A parting is often accompanied by sorrow. There is no feeling of sorrow here, however. When Fame, during “The Diary Blues” sings “In the twilight of a long career/When dementia’s all I have to fear”, he has his tongue firmly in his cheek. “De Caribbean Way” follows in a style typical of the music of the sunny West Indies. I imagine that “Gray’s March” is a tribute to the late keyboard-player and composer and arranger Steve Gray who was a friend of Fame’s.

The comparison between Fame and Mose Allison is an oft made one and no summary of Fame’s career would be complete without a tribute to him and here we have “Mose Knows” which is tellingly subtitled “The Catalyst”. The album covers a well-trodden path including elements of swing, shuffle and a tasteful ballad “Lost in a Lover’s Dream”.

My only quibble is that I would have liked to have heard more from the wonderful backing band. There is only one instrumental “Spin Recovery”.

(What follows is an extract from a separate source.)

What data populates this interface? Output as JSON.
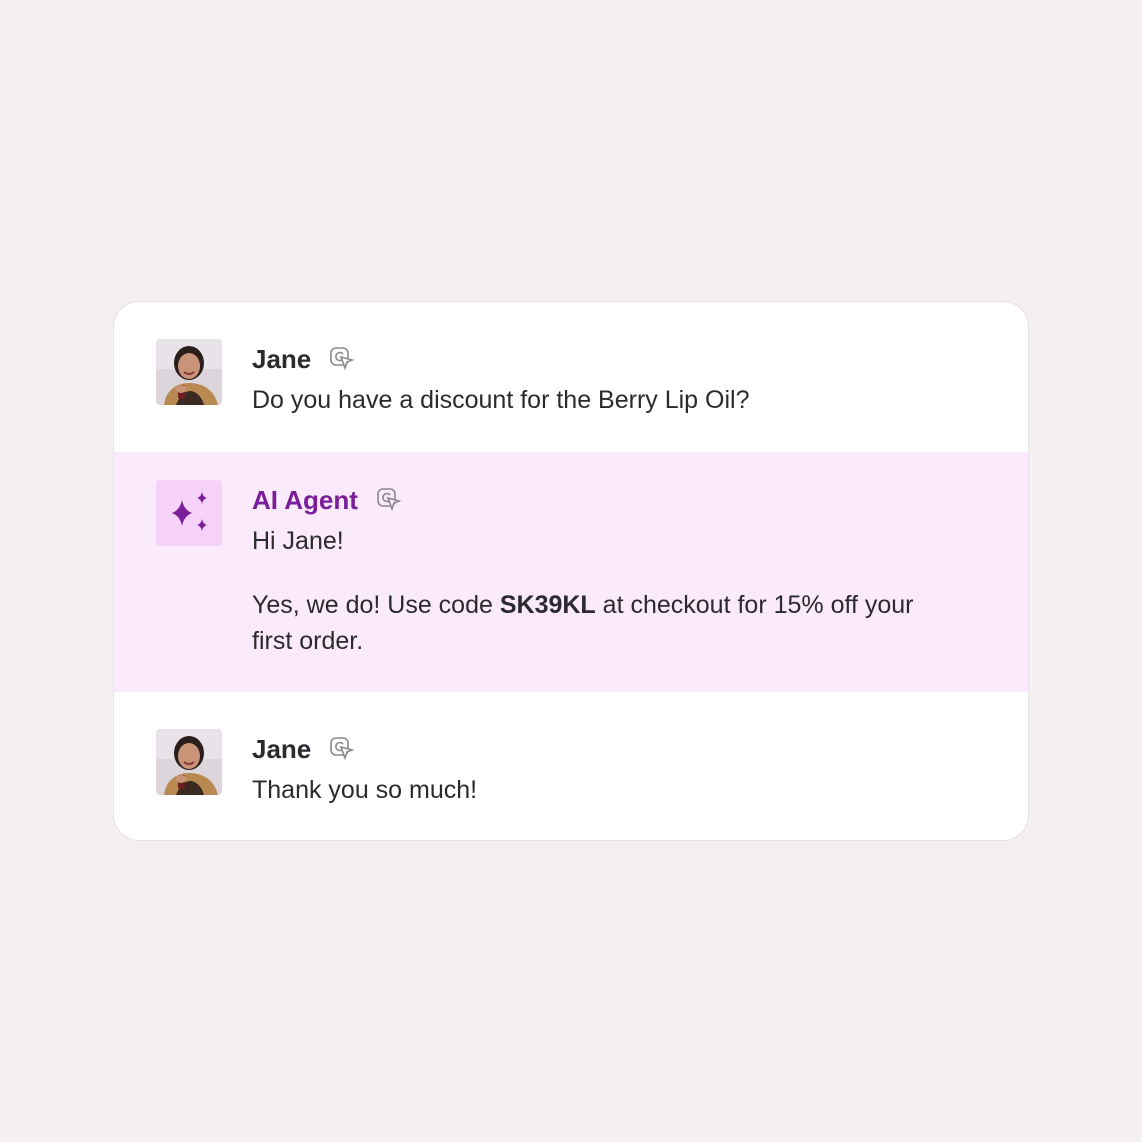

Can this really be the last that we will hear from Georgie Fame? Possibly so, but he has certainly left us on a musical high. There will, of course, be the regular re-issues of earlier material to enjoy and, in fact, the aforementioned ‘Sound Venture’ is due for re-issue in November.

Alan Musson

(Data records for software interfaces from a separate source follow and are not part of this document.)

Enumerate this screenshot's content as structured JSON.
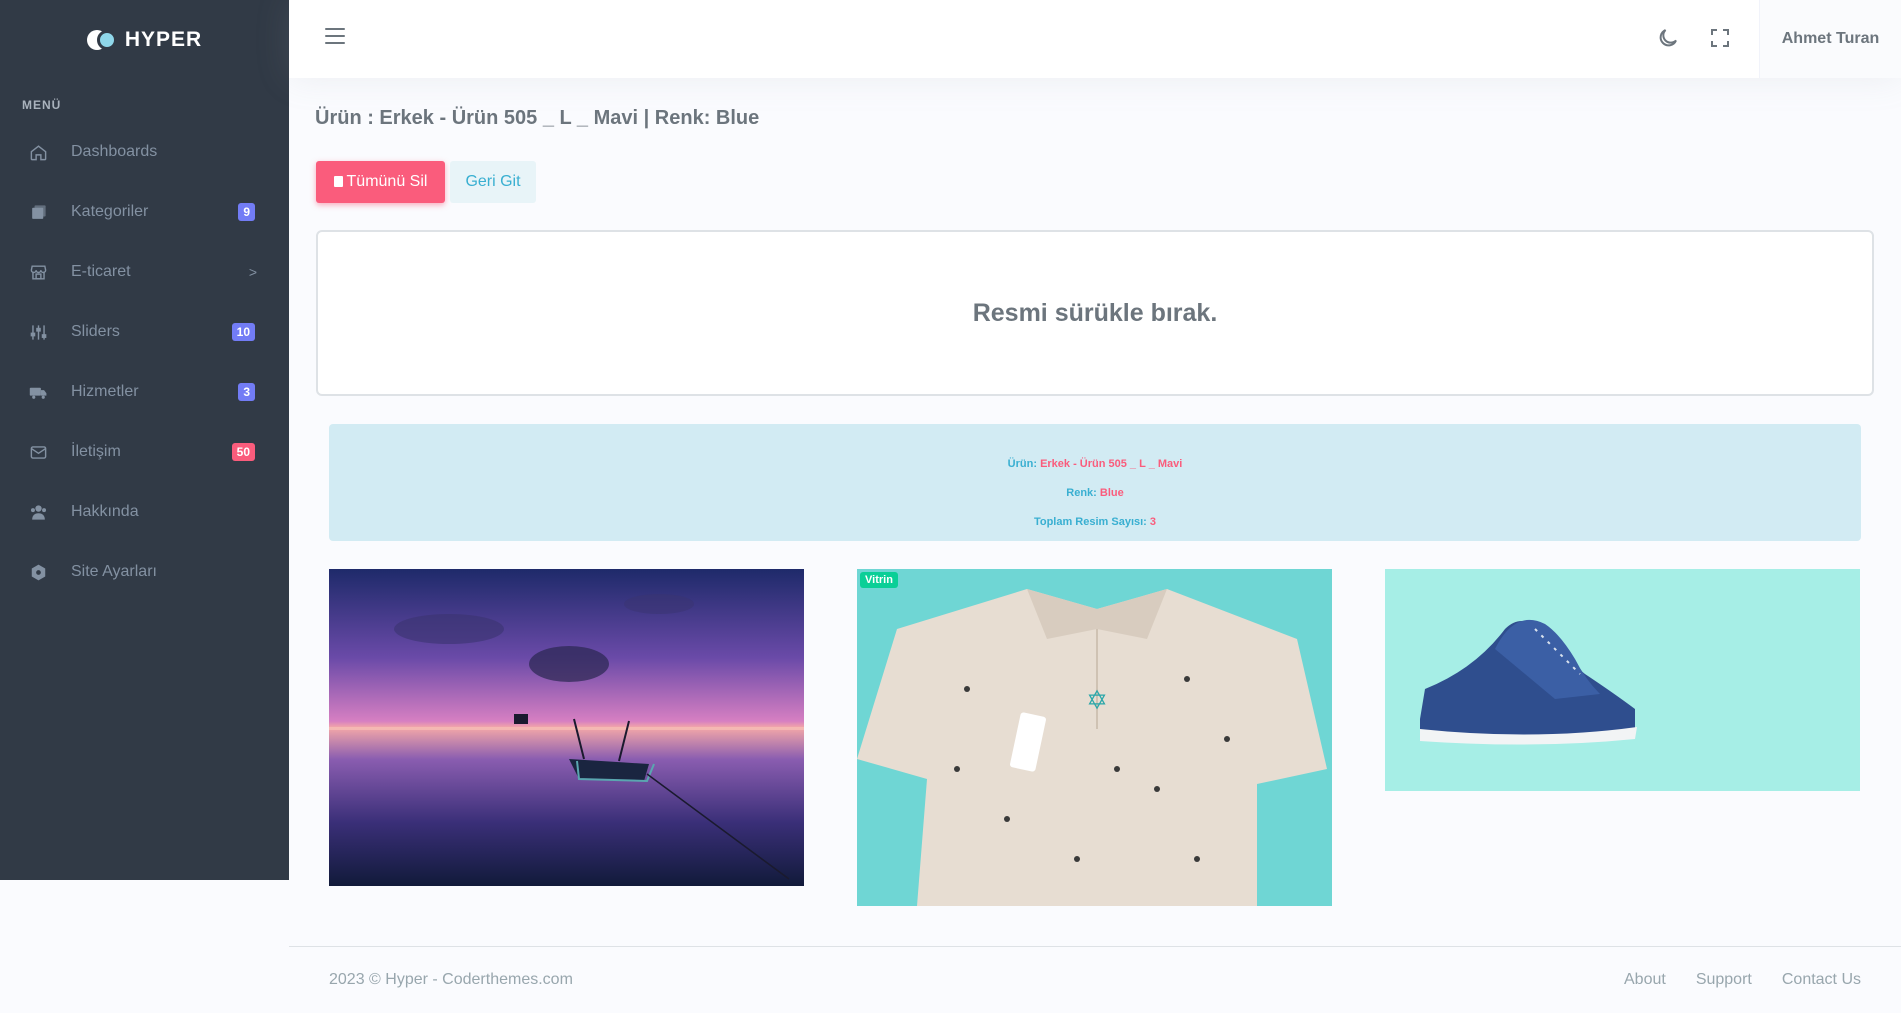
{
  "brand": {
    "name": "HYPER"
  },
  "sidebar": {
    "menu_title": "MENÜ",
    "items": [
      {
        "label": "Dashboards",
        "icon": "home-icon"
      },
      {
        "label": "Kategoriler",
        "icon": "copy-icon",
        "badge": "9",
        "badge_color": "#727cf5"
      },
      {
        "label": "E-ticaret",
        "icon": "store-icon",
        "chevron": ">"
      },
      {
        "label": "Sliders",
        "icon": "sliders-icon",
        "badge": "10",
        "badge_color": "#727cf5"
      },
      {
        "label": "Hizmetler",
        "icon": "truck-icon",
        "badge": "3",
        "badge_color": "#727cf5"
      },
      {
        "label": "İletişim",
        "icon": "mail-icon",
        "badge": "50",
        "badge_color": "#fa5c7c"
      },
      {
        "label": "Hakkında",
        "icon": "users-icon"
      },
      {
        "label": "Site Ayarları",
        "icon": "settings-icon"
      }
    ]
  },
  "topbar": {
    "user_name": "Ahmet Turan"
  },
  "main": {
    "page_title": "Ürün : Erkek - Ürün 505 _ L _ Mavi | Renk: Blue",
    "delete_all_label": "Tümünü Sil",
    "go_back_label": "Geri Git",
    "dropzone_text": "Resmi sürükle bırak.",
    "info": {
      "product_label": "Ürün:",
      "product_value": "Erkek - Ürün 505 _ L _ Mavi",
      "color_label": "Renk:",
      "color_value": "Blue",
      "count_label": "Toplam Resim Sayısı:",
      "count_value": "3"
    },
    "images": [
      {
        "description": "boat-sunset-image"
      },
      {
        "description": "polo-shirt-image",
        "tag": "Vitrin"
      },
      {
        "description": "blue-sneaker-image"
      }
    ]
  },
  "footer": {
    "copyright": "2023 © Hyper - Coderthemes.com",
    "links": [
      "About",
      "Support",
      "Contact Us"
    ]
  },
  "colors": {
    "sidebar_bg": "#313a46",
    "danger": "#fa5c7c",
    "info": "#39afd1",
    "primary": "#727cf5",
    "success": "#0acf97"
  }
}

Leigh born singer Georgie Fame has enjoyed a lengthy and successful career stretching back to the early 1960s when he was a regular keyboardist at the cult Flamingo club in London’s Soho scene and later at Ronnie Scott’s, as well as enjoying pop chart hits including the immortal, ‘Yeah! Yeah!’. This album is reputedly his very last studio recording and if that does prove to be the case, and he is always welcome to break that pledge, then at the very least we will have gone out on an artistic high. Each song has a subtitle, which seems to reflect a specific personality of character, and maybe reflective of a different musical facet of Fame’s own armoury. In musical terms, the music covers much of the stylistic changes that Fame has undergone throughout his career and that means influences ranging from ska and R &B to calypso, blues and soul-jazz, to name but a few. Surrounded by a stellar cast of musicians including Guy Barker on trumpet, Alan Skidmore (sadly one of his final appearances before his recent passing), and Anthony Kerr on vibes, Fame is in fine form throughout with his creative brand of songwriting an additional treat.

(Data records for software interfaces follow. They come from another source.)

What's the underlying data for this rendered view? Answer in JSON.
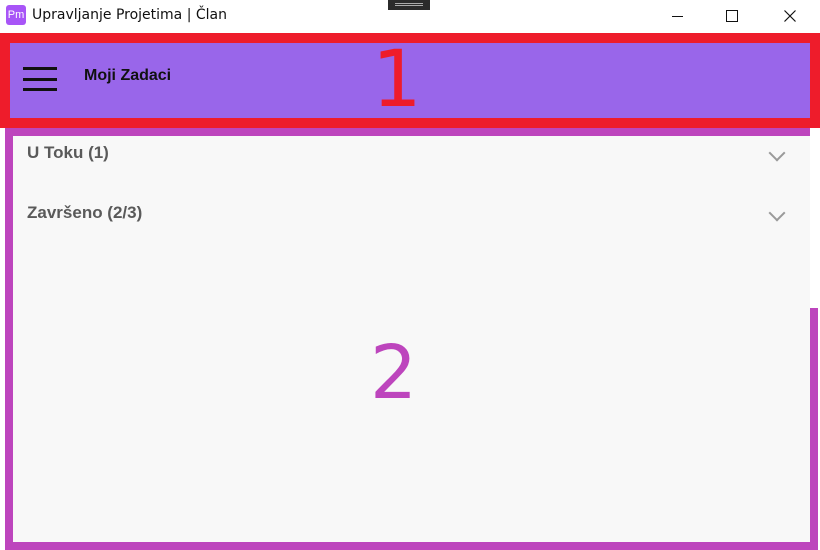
{
  "window": {
    "app_icon_text": "Pm",
    "title": "Upravljanje Projetima | Član"
  },
  "appbar": {
    "title": "Moji Zadaci",
    "menu_icon": "hamburger-icon",
    "background": "#9966ea"
  },
  "sections": [
    {
      "label": "U Toku (1)",
      "icon": "chevron-down-icon"
    },
    {
      "label": "Završeno (2/3)",
      "icon": "chevron-down-icon"
    }
  ],
  "annotations": {
    "region_1": "1",
    "region_2": "2",
    "region_1_color": "#ee1c2b",
    "region_2_color": "#bd45bd"
  }
}
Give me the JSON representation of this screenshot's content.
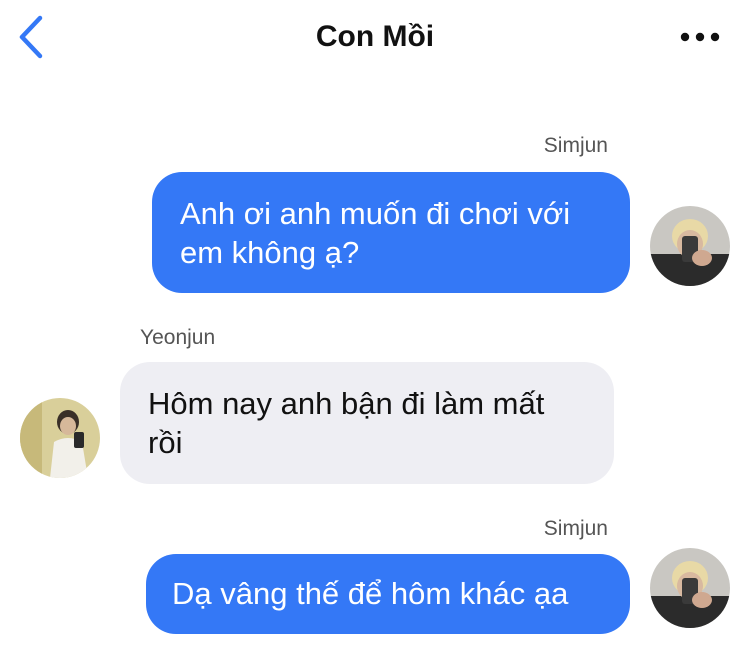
{
  "header": {
    "title": "Con Mồi",
    "back_icon": "chevron-left-icon",
    "more_icon": "more-horizontal-icon",
    "accent_color": "#3478f6"
  },
  "messages": [
    {
      "direction": "outgoing",
      "sender": "Simjun",
      "text": "Anh ơi anh muốn đi chơi với em không ạ?",
      "line1": "Anh ơi anh muốn đi chơi với",
      "line2": "em không ạ?"
    },
    {
      "direction": "incoming",
      "sender": "Yeonjun",
      "text": "Hôm nay anh bận đi làm mất rồi",
      "line1": "Hôm nay anh bận đi làm mất",
      "line2": "rồi"
    },
    {
      "direction": "outgoing",
      "sender": "Simjun",
      "text": "Dạ vâng thế để hôm khác ạa"
    }
  ],
  "colors": {
    "outgoing_bubble": "#3478f6",
    "incoming_bubble": "#eeeef3"
  }
}
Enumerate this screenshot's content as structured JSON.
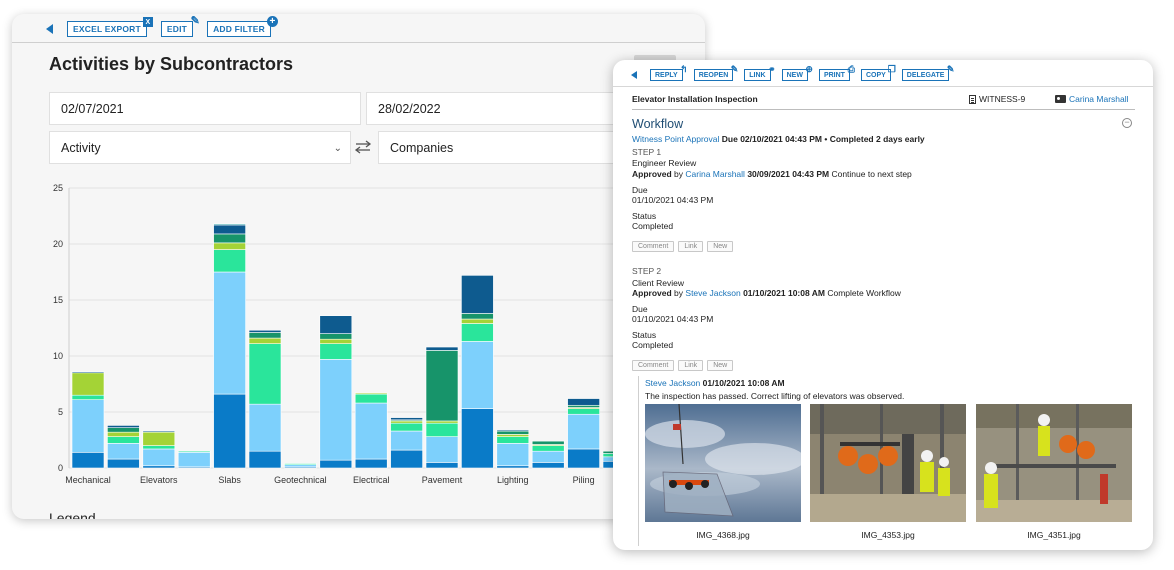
{
  "left": {
    "toolbar": {
      "excel_label": "EXCEL EXPORT",
      "excel_badge": "X",
      "edit_label": "EDIT",
      "filter_label": "ADD FILTER",
      "filter_badge": "+"
    },
    "title": "Activities by Subcontractors",
    "filters": {
      "start_date": "02/07/2021",
      "end_date": "28/02/2022",
      "activity_select": "Activity",
      "companies_select": "Companies"
    },
    "legend_heading": "Legend"
  },
  "chart_data": {
    "type": "bar",
    "stacked": true,
    "ylim": [
      0,
      25
    ],
    "yticks": [
      0,
      5,
      10,
      15,
      20,
      25
    ],
    "grid": true,
    "categories": [
      "Mechanical",
      "",
      "Elevators",
      "",
      "Slabs",
      "",
      "Geotechnical",
      "",
      "Electrical",
      "",
      "Pavement",
      "",
      "Lighting",
      "",
      "Piling",
      ""
    ],
    "series": [
      {
        "color": "#0a7bc8",
        "values": [
          1.4,
          0.8,
          0.2,
          0.1,
          6.6,
          1.5,
          0.1,
          0.7,
          0.8,
          1.6,
          0.5,
          5.3,
          0.2,
          0.5,
          1.7,
          0.6
        ]
      },
      {
        "color": "#7dd0fc",
        "values": [
          4.7,
          1.4,
          1.5,
          1.3,
          10.9,
          4.2,
          0.2,
          9.0,
          5.0,
          1.7,
          2.3,
          6.0,
          2.0,
          1.0,
          3.1,
          0.4
        ]
      },
      {
        "color": "#2ae59b",
        "values": [
          0.4,
          0.6,
          0.3,
          0.1,
          2.0,
          5.4,
          0.1,
          1.4,
          0.8,
          0.7,
          1.2,
          1.6,
          0.6,
          0.5,
          0.5,
          0.3
        ]
      },
      {
        "color": "#a4d336",
        "values": [
          2.0,
          0.4,
          1.2,
          0.0,
          0.6,
          0.5,
          0.0,
          0.4,
          0.1,
          0.2,
          0.2,
          0.4,
          0.2,
          0.1,
          0.1,
          0.0
        ]
      },
      {
        "color": "#17946a",
        "values": [
          0.0,
          0.4,
          0.0,
          0.0,
          0.8,
          0.5,
          0.0,
          0.5,
          0.0,
          0.1,
          6.3,
          0.5,
          0.3,
          0.3,
          0.2,
          0.2
        ]
      },
      {
        "color": "#0e5b8f",
        "values": [
          0.1,
          0.2,
          0.1,
          0.0,
          0.8,
          0.2,
          0.0,
          1.6,
          0.0,
          0.2,
          0.3,
          3.4,
          0.1,
          0.0,
          0.6,
          0.0
        ]
      },
      {
        "color": "#2b9fa5",
        "values": [
          0.0,
          0.0,
          0.0,
          0.0,
          0.1,
          0.0,
          0.0,
          0.0,
          0.0,
          0.0,
          0.0,
          0.0,
          0.0,
          0.0,
          0.0,
          0.0
        ]
      }
    ]
  },
  "right": {
    "toolbar": {
      "reply": "REPLY",
      "reopen": "REOPEN",
      "link": "LINK",
      "new": "NEW",
      "print": "PRINT",
      "copy": "COPY",
      "delegate": "DELEGATE"
    },
    "header": {
      "title": "Elevator Installation Inspection",
      "witness": "WITNESS-9",
      "user": "Carina Marshall"
    },
    "workflow": {
      "title": "Workflow",
      "collapse_glyph": "−",
      "summary_link": "Witness Point Approval",
      "summary_due": "Due 02/10/2021 04:43 PM",
      "summary_dot": "•",
      "summary_status": "Completed 2 days early",
      "steps": [
        {
          "label": "STEP 1",
          "name": "Engineer Review",
          "approved_prefix": "Approved",
          "by": "by",
          "approver": "Carina Marshall",
          "approved_at": "30/09/2021 04:43 PM",
          "approved_note": "Continue to next step",
          "due_label": "Due",
          "due_value": "01/10/2021 04:43 PM",
          "status_label": "Status",
          "status_value": "Completed",
          "actions": [
            "Comment",
            "Link",
            "New"
          ]
        },
        {
          "label": "STEP 2",
          "name": "Client Review",
          "approved_prefix": "Approved",
          "by": "by",
          "approver": "Steve Jackson",
          "approved_at": "01/10/2021 10:08 AM",
          "approved_note": "Complete Workflow",
          "due_label": "Due",
          "due_value": "01/10/2021 04:43 PM",
          "status_label": "Status",
          "status_value": "Completed",
          "actions": [
            "Comment",
            "Link",
            "New"
          ]
        }
      ],
      "comment": {
        "author": "Steve Jackson",
        "time": "01/10/2021 10:08 AM",
        "text": "The inspection has passed. Correct lifting of elevators was observed."
      },
      "attachments": [
        "IMG_4368.jpg",
        "IMG_4353.jpg",
        "IMG_4351.jpg"
      ]
    }
  }
}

Big band boogie greets the listener on, ‘The diary blues (the diarist)’ where the leader operates on vocals, Hammond and piano. He strikes a decidedly uplifting tone on the Caribbean big band jam of, ‘De Caribbean way’ (the fantasist)’ and the horn phrasing hints at South African jazz and especially Abdullah Ibrahim on, ‘Uncle Ezra (the realist)’, with a lovely piano vamp and some soloing on vibes.

If Georgie Fame had to cite one seminal vocal influence, then it would surely be Mose Allison who towers over all other singers in Fame’s estimation (and there are many more who he revers) and fittingly there is a tribute to the latter on, ‘Mose knows (the catalyst)’ where horns and Hammond work in tandem. A more sensitive side to the Fame repertoire is showcased on the ballad, ‘Lost in a lover’s dream (the ecologist)’.

Interestingly, Fame adopts something of an Al Jarreau soul-jazz feel on, ‘My ship (the optimist)’ which has an attractive mid-tempo soulful groove and with Fame himself on Hammond organ, and with plenty of percussive support whereas it is another soul-jazz groove that is referenced on the excellent, ‘The Lurper (the isolationist)’.

Crucially, and typical of the man, Georgie Fame is not so much looking back here, but rather looking forward with a new set of compositions to go out with listeners wanting more. For those who wish to re-examine his career, the Columbia back catalogue has been re-issued and is available individually, or a part of a larger box set edition. Neophytes should sample the Harry South Band recording first before moving on to the other albums.

Tim Stenhouse